Segment Start: Material for the task

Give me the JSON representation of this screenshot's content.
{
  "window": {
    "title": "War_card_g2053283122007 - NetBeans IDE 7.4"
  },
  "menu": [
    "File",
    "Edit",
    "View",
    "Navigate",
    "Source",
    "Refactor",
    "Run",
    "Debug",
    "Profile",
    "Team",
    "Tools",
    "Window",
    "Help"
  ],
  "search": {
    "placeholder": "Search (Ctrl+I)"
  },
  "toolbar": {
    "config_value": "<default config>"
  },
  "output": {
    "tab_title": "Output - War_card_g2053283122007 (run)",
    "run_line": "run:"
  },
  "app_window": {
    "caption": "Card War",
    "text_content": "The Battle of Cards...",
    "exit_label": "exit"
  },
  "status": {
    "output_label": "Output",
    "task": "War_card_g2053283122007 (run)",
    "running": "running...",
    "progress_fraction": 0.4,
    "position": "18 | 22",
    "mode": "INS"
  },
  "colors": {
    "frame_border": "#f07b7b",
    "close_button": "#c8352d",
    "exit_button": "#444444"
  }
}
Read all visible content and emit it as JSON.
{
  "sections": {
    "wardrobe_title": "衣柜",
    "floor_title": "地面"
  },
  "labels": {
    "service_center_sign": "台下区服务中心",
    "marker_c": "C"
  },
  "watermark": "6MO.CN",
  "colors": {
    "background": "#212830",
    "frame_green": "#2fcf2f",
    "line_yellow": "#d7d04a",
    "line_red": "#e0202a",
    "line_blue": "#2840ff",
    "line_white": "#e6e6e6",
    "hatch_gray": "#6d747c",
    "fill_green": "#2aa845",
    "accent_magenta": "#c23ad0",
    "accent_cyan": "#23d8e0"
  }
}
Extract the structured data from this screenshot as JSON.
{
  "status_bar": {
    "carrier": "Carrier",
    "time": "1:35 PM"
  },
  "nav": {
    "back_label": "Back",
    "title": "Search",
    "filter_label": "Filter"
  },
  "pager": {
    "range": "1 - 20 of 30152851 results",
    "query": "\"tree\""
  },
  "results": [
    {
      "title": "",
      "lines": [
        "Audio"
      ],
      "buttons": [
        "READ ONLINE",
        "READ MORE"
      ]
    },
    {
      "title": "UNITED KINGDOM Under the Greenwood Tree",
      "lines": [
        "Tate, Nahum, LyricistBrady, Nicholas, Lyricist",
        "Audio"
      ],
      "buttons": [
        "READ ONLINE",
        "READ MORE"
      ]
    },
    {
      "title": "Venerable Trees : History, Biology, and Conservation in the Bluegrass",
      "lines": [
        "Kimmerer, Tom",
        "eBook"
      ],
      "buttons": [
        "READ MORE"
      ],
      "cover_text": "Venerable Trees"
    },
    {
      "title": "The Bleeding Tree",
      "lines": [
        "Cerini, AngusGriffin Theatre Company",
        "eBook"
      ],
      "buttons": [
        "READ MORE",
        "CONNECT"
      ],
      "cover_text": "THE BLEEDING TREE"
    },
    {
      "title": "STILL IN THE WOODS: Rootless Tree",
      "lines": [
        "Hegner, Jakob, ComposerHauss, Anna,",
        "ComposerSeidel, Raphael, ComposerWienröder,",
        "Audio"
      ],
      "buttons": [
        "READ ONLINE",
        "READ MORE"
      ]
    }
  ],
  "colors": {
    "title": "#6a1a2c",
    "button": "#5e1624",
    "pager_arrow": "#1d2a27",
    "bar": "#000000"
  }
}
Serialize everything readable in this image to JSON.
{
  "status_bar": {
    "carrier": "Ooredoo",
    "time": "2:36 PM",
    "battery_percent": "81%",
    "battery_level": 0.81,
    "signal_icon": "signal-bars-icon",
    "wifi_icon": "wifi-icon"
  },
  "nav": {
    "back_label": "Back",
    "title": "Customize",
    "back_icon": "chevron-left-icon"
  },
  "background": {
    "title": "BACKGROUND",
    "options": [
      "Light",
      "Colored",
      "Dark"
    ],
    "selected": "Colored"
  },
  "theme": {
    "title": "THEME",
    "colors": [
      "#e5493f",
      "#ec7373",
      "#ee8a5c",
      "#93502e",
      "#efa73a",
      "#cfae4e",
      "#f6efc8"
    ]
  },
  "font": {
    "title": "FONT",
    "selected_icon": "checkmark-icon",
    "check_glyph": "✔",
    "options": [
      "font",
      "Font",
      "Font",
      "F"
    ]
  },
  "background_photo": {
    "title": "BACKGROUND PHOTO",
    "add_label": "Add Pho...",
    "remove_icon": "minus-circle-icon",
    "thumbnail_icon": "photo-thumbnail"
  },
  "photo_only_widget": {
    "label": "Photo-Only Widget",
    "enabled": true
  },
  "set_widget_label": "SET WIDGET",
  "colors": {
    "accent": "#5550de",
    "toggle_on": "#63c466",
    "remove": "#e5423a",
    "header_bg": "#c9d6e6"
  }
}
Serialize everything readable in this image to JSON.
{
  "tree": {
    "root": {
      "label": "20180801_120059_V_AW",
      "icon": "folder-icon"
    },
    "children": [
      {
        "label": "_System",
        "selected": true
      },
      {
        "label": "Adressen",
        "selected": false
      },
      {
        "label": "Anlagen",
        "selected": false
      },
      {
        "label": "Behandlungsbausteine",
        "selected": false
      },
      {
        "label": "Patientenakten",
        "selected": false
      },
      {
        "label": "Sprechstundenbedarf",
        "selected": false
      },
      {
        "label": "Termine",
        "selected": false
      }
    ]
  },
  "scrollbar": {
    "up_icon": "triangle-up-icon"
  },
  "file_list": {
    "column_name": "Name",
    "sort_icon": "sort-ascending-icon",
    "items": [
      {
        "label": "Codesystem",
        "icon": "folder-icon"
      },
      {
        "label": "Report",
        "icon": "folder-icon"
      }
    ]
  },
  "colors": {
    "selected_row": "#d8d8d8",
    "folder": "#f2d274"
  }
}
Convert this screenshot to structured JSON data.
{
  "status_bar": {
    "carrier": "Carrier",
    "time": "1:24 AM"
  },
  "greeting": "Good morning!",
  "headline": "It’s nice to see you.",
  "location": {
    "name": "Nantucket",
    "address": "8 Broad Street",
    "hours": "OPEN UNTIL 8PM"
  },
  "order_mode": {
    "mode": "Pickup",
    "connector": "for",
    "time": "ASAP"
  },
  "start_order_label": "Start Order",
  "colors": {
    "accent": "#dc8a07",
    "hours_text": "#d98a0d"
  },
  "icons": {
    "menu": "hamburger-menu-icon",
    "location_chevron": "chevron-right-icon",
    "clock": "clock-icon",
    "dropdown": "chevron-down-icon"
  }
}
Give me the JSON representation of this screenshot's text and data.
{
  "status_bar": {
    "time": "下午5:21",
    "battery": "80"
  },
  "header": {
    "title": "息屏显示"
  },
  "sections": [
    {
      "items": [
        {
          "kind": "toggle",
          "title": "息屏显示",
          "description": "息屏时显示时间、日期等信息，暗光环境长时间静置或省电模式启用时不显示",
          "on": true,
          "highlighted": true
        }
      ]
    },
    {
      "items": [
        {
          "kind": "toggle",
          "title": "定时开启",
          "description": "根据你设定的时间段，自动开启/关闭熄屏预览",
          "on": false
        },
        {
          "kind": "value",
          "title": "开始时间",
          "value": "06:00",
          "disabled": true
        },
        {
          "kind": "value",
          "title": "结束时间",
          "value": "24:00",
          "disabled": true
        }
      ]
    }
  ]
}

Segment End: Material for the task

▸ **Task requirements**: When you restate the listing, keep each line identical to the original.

▸ **Result for this task**:
Give me the JSON representation of this screenshot's content.
{
  "window": {
    "title": "War_card_g2053283122007 - NetBeans IDE 7.4"
  },
  "menu": [
    "File",
    "Edit",
    "View",
    "Navigate",
    "Source",
    "Refactor",
    "Run",
    "Debug",
    "Profile",
    "Team",
    "Tools",
    "Window",
    "Help"
  ],
  "search": {
    "placeholder": "Search (Ctrl+I)"
  },
  "toolbar": {
    "config_value": "<default config>"
  },
  "output": {
    "tab_title": "Output - War_card_g2053283122007 (run)",
    "run_line": "run:"
  },
  "app_window": {
    "caption": "Card War",
    "text_content": "The Battle of Cards...",
    "exit_label": "exit"
  },
  "status": {
    "output_label": "Output",
    "task": "War_card_g2053283122007 (run)",
    "running": "running...",
    "progress_fraction": 0.4,
    "position": "18 | 22",
    "mode": "INS"
  },
  "colors": {
    "frame_border": "#f07b7b",
    "close_button": "#c8352d",
    "exit_button": "#444444"
  }
}
Read all visible content and emit it as JSON.
{
  "sections": {
    "wardrobe_title": "衣柜",
    "floor_title": "地面"
  },
  "labels": {
    "service_center_sign": "台下区服务中心",
    "marker_c": "C"
  },
  "watermark": "6MO.CN",
  "colors": {
    "background": "#212830",
    "frame_green": "#2fcf2f",
    "line_yellow": "#d7d04a",
    "line_red": "#e0202a",
    "line_blue": "#2840ff",
    "line_white": "#e6e6e6",
    "hatch_gray": "#6d747c",
    "fill_green": "#2aa845",
    "accent_magenta": "#c23ad0",
    "accent_cyan": "#23d8e0"
  }
}
Extract the structured data from this screenshot as JSON.
{
  "status_bar": {
    "carrier": "Carrier",
    "time": "1:35 PM"
  },
  "nav": {
    "back_label": "Back",
    "title": "Search",
    "filter_label": "Filter"
  },
  "pager": {
    "range": "1 - 20 of 30152851 results",
    "query": "\"tree\""
  },
  "results": [
    {
      "title": "",
      "lines": [
        "Audio"
      ],
      "buttons": [
        "READ ONLINE",
        "READ MORE"
      ]
    },
    {
      "title": "UNITED KINGDOM Under the Greenwood Tree",
      "lines": [
        "Tate, Nahum, LyricistBrady, Nicholas, Lyricist",
        "Audio"
      ],
      "buttons": [
        "READ ONLINE",
        "READ MORE"
      ]
    },
    {
      "title": "Venerable Trees : History, Biology, and Conservation in the Bluegrass",
      "lines": [
        "Kimmerer, Tom",
        "eBook"
      ],
      "buttons": [
        "READ MORE"
      ],
      "cover_text": "Venerable Trees"
    },
    {
      "title": "The Bleeding Tree",
      "lines": [
        "Cerini, AngusGriffin Theatre Company",
        "eBook"
      ],
      "buttons": [
        "READ MORE",
        "CONNECT"
      ],
      "cover_text": "THE BLEEDING TREE"
    },
    {
      "title": "STILL IN THE WOODS: Rootless Tree",
      "lines": [
        "Hegner, Jakob, ComposerHauss, Anna,",
        "ComposerSeidel, Raphael, ComposerWienröder,",
        "Audio"
      ],
      "buttons": [
        "READ ONLINE",
        "READ MORE"
      ]
    }
  ],
  "colors": {
    "title": "#6a1a2c",
    "button": "#5e1624",
    "pager_arrow": "#1d2a27",
    "bar": "#000000"
  }
}
Serialize everything readable in this image to JSON.
{
  "status_bar": {
    "carrier": "Ooredoo",
    "time": "2:36 PM",
    "battery_percent": "81%",
    "battery_level": 0.81,
    "signal_icon": "signal-bars-icon",
    "wifi_icon": "wifi-icon"
  },
  "nav": {
    "back_label": "Back",
    "title": "Customize",
    "back_icon": "chevron-left-icon"
  },
  "background": {
    "title": "BACKGROUND",
    "options": [
      "Light",
      "Colored",
      "Dark"
    ],
    "selected": "Colored"
  },
  "theme": {
    "title": "THEME",
    "colors": [
      "#e5493f",
      "#ec7373",
      "#ee8a5c",
      "#93502e",
      "#efa73a",
      "#cfae4e",
      "#f6efc8"
    ]
  },
  "font": {
    "title": "FONT",
    "selected_icon": "checkmark-icon",
    "check_glyph": "✔",
    "options": [
      "font",
      "Font",
      "Font",
      "F"
    ]
  },
  "background_photo": {
    "title": "BACKGROUND PHOTO",
    "add_label": "Add Pho...",
    "remove_icon": "minus-circle-icon",
    "thumbnail_icon": "photo-thumbnail"
  },
  "photo_only_widget": {
    "label": "Photo-Only Widget",
    "enabled": true
  },
  "set_widget_label": "SET WIDGET",
  "colors": {
    "accent": "#5550de",
    "toggle_on": "#63c466",
    "remove": "#e5423a",
    "header_bg": "#c9d6e6"
  }
}
Serialize everything readable in this image to JSON.
{
  "tree": {
    "root": {
      "label": "20180801_120059_V_AW",
      "icon": "folder-icon"
    },
    "children": [
      {
        "label": "_System",
        "selected": true
      },
      {
        "label": "Adressen",
        "selected": false
      },
      {
        "label": "Anlagen",
        "selected": false
      },
      {
        "label": "Behandlungsbausteine",
        "selected": false
      },
      {
        "label": "Patientenakten",
        "selected": false
      },
      {
        "label": "Sprechstundenbedarf",
        "selected": false
      },
      {
        "label": "Termine",
        "selected": false
      }
    ]
  },
  "scrollbar": {
    "up_icon": "triangle-up-icon"
  },
  "file_list": {
    "column_name": "Name",
    "sort_icon": "sort-ascending-icon",
    "items": [
      {
        "label": "Codesystem",
        "icon": "folder-icon"
      },
      {
        "label": "Report",
        "icon": "folder-icon"
      }
    ]
  },
  "colors": {
    "selected_row": "#d8d8d8",
    "folder": "#f2d274"
  }
}
Convert this screenshot to structured JSON data.
{
  "status_bar": {
    "carrier": "Carrier",
    "time": "1:24 AM"
  },
  "greeting": "Good morning!",
  "headline": "It’s nice to see you.",
  "location": {
    "name": "Nantucket",
    "address": "8 Broad Street",
    "hours": "OPEN UNTIL 8PM"
  },
  "order_mode": {
    "mode": "Pickup",
    "connector": "for",
    "time": "ASAP"
  },
  "start_order_label": "Start Order",
  "colors": {
    "accent": "#dc8a07",
    "hours_text": "#d98a0d"
  },
  "icons": {
    "menu": "hamburger-menu-icon",
    "location_chevron": "chevron-right-icon",
    "clock": "clock-icon",
    "dropdown": "chevron-down-icon"
  }
}
Give me the JSON representation of this screenshot's text and data.
{
  "status_bar": {
    "time": "下午5:21",
    "battery": "80"
  },
  "header": {
    "title": "息屏显示"
  },
  "sections": [
    {
      "items": [
        {
          "kind": "toggle",
          "title": "息屏显示",
          "description": "息屏时显示时间、日期等信息，暗光环境长时间静置或省电模式启用时不显示",
          "on": true,
          "highlighted": true
        }
      ]
    },
    {
      "items": [
        {
          "kind": "toggle",
          "title": "定时开启",
          "description": "根据你设定的时间段，自动开启/关闭熄屏预览",
          "on": false
        },
        {
          "kind": "value",
          "title": "开始时间",
          "value": "06:00",
          "disabled": true
        },
        {
          "kind": "value",
          "title": "结束时间",
          "value": "24:00",
          "disabled": true
        }
      ]
    }
  ]
}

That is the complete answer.